Establish as a part of your training program the fire prevention and protection requirements for all kitchen employees. Manual pull station use (always the first thing in a fire if the system hasn’t operated automatically), always operating the exhaust system, cleaning to bare metal, nozzle caps in place, fire extinguisher training, and more. Then have weekly or monthly staff meetings to reinforce the fire prevention, fire protection, and cleaning requirements associated with grease-laden cooking.

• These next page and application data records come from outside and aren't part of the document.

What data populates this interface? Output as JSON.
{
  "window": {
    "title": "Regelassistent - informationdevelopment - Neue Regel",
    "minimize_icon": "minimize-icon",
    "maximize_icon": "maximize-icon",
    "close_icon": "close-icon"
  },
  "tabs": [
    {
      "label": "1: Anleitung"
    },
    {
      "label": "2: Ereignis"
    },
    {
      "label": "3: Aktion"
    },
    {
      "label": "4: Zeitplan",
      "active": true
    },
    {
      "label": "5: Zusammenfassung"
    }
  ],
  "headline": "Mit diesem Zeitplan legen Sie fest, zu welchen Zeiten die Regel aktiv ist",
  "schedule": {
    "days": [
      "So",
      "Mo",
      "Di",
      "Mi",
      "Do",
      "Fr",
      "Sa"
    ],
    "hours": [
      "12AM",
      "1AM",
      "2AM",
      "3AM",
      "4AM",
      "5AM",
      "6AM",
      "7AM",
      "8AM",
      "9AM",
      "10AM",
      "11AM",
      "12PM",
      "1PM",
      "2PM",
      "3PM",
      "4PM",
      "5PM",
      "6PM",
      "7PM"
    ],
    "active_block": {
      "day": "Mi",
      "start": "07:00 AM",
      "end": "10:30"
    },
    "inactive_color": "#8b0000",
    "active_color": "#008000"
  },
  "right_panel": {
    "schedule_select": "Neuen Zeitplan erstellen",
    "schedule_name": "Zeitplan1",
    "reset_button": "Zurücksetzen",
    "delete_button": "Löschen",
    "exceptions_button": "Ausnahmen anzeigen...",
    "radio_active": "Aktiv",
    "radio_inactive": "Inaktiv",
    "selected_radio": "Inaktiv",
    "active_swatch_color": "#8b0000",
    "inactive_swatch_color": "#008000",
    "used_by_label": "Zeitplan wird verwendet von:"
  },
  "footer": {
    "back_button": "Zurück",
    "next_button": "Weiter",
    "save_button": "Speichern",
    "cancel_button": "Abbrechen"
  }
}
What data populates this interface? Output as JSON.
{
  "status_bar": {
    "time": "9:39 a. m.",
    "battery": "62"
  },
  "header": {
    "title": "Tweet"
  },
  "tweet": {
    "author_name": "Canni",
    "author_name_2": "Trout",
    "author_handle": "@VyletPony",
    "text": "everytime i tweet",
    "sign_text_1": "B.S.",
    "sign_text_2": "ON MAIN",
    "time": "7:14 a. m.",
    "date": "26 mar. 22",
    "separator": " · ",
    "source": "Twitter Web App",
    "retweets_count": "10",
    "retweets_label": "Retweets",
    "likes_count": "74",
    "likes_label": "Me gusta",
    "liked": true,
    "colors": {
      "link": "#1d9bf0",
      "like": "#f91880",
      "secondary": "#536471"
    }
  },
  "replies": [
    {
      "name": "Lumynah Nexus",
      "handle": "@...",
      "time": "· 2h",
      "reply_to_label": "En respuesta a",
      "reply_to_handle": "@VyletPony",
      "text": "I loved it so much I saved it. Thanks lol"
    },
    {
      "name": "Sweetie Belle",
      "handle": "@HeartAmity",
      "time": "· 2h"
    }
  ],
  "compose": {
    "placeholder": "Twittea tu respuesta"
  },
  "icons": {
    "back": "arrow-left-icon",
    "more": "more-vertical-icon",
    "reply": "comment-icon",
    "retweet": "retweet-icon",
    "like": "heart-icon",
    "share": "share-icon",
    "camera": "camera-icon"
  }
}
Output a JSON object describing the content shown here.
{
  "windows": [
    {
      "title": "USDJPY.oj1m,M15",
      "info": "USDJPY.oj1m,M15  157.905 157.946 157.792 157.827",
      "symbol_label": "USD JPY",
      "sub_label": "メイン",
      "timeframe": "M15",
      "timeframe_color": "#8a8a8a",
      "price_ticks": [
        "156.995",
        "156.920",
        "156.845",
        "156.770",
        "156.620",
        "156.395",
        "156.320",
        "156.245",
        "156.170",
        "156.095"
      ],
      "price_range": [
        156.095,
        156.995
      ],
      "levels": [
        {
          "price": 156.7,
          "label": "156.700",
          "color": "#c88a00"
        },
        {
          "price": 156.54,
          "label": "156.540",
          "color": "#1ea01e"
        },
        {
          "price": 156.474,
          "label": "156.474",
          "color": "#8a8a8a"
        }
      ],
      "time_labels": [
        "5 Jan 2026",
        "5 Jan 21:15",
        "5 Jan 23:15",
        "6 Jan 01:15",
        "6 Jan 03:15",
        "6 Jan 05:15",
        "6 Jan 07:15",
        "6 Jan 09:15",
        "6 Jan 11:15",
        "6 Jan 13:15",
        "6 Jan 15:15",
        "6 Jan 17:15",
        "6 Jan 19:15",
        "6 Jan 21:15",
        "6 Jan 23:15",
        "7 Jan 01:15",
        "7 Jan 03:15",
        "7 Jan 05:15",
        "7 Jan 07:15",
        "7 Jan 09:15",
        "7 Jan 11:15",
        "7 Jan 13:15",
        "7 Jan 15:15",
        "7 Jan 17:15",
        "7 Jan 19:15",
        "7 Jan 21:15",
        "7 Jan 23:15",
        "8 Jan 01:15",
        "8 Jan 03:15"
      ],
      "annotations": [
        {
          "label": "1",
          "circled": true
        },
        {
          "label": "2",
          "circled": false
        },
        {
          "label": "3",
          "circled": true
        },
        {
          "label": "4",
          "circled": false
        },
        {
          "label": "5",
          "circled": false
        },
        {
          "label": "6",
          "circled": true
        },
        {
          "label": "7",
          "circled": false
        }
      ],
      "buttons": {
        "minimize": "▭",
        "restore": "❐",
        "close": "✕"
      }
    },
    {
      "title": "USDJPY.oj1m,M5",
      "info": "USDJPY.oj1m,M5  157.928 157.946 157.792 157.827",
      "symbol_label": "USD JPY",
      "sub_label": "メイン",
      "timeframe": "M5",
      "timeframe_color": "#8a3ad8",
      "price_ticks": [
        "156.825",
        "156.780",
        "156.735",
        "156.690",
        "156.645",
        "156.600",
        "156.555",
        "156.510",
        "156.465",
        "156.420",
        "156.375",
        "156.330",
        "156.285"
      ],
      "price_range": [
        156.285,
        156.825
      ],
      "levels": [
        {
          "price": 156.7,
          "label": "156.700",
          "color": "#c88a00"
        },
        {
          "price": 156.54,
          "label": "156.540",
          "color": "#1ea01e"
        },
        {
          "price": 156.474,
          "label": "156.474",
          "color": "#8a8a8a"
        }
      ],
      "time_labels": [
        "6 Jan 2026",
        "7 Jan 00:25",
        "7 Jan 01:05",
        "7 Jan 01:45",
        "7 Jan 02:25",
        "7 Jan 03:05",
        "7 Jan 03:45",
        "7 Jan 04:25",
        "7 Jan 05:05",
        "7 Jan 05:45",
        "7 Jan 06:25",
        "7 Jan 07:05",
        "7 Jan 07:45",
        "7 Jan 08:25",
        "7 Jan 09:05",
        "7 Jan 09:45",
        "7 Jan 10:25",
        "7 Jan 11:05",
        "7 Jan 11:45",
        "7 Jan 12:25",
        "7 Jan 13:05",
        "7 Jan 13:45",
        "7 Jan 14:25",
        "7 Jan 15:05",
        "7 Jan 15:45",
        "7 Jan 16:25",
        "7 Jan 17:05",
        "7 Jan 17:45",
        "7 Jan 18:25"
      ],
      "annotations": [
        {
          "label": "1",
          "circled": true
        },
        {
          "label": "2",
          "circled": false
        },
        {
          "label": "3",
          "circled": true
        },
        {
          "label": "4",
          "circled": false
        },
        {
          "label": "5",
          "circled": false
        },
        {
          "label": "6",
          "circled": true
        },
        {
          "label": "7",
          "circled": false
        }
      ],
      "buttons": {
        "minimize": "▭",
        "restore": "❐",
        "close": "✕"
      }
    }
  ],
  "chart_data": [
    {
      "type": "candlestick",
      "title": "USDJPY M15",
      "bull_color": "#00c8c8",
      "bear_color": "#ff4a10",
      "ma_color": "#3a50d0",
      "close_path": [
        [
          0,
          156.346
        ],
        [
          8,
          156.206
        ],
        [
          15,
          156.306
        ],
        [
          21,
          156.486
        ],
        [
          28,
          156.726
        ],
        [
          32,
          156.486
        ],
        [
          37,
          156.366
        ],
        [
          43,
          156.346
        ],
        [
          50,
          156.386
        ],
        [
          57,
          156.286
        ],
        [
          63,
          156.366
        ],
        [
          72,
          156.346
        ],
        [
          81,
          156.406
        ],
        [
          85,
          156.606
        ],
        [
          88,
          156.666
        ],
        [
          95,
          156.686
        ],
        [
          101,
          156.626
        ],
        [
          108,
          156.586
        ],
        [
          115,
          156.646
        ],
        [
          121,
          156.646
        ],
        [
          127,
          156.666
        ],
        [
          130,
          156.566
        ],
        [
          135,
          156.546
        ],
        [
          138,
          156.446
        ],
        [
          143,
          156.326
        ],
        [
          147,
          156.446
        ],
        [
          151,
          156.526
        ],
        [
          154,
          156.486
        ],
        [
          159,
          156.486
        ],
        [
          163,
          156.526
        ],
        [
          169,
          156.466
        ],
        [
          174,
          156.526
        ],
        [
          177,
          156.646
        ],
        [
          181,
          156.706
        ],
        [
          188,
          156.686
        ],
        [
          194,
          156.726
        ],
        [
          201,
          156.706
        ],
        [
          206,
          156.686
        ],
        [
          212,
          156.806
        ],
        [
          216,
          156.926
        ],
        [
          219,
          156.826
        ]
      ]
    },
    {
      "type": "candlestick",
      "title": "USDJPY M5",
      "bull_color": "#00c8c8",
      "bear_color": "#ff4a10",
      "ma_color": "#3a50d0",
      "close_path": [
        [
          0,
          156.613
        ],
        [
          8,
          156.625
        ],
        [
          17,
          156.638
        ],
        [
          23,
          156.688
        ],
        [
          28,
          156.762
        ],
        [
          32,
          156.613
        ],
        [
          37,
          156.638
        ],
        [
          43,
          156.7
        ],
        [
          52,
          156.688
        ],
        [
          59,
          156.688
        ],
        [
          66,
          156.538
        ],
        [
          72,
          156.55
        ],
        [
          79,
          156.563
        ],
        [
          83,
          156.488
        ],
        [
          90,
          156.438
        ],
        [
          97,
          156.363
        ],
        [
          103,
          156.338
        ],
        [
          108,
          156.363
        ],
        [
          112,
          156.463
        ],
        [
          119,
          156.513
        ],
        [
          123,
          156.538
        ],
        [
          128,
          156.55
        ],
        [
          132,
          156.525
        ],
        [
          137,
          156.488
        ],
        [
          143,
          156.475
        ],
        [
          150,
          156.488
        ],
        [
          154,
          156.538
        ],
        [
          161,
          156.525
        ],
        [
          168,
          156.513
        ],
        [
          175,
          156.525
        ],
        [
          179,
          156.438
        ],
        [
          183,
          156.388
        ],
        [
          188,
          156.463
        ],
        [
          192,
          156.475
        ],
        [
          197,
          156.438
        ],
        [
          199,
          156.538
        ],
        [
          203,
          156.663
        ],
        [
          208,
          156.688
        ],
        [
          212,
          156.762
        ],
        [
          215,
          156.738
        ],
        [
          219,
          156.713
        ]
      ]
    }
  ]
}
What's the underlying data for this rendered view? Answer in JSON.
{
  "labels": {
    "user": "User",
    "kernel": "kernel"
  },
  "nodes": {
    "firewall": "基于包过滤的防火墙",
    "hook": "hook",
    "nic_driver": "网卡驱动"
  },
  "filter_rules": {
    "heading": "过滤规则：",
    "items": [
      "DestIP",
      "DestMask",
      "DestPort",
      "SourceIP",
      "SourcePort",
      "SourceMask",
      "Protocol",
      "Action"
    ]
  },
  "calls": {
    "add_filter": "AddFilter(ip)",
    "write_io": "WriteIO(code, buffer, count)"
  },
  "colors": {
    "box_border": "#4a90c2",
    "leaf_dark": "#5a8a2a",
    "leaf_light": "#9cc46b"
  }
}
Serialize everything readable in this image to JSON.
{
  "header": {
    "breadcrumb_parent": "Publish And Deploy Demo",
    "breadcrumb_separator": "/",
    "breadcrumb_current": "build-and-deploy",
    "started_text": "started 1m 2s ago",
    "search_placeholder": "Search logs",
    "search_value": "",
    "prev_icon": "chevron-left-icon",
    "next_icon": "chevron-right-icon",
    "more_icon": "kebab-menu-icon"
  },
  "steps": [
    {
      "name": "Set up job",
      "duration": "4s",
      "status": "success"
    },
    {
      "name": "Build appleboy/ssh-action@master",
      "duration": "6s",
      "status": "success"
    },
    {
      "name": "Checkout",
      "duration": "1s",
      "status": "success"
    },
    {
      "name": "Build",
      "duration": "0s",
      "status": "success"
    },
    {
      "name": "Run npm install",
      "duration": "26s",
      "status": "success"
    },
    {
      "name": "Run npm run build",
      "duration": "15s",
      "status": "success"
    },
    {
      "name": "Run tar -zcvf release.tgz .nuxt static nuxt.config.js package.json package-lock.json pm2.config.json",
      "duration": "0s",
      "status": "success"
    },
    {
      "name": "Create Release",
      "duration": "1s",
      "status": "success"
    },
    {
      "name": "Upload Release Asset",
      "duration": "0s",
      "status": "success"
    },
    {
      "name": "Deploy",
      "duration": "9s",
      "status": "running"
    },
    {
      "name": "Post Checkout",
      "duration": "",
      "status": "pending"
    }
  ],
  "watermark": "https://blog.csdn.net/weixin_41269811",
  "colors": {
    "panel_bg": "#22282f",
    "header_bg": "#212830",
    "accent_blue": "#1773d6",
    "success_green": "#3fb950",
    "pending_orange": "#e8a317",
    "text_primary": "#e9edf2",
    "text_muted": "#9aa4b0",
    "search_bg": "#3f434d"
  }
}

ABOUT THE AUTHOR: Scott A. Futrell, PE, FSFPE, CFPS, SET, CFEI, is a fire protection consultant with Futrell Fire Consult & Design, Inc., in Osseo, Minnesota and has over 40 years’ experience designing, specifying, and investigating fire protection system related losses.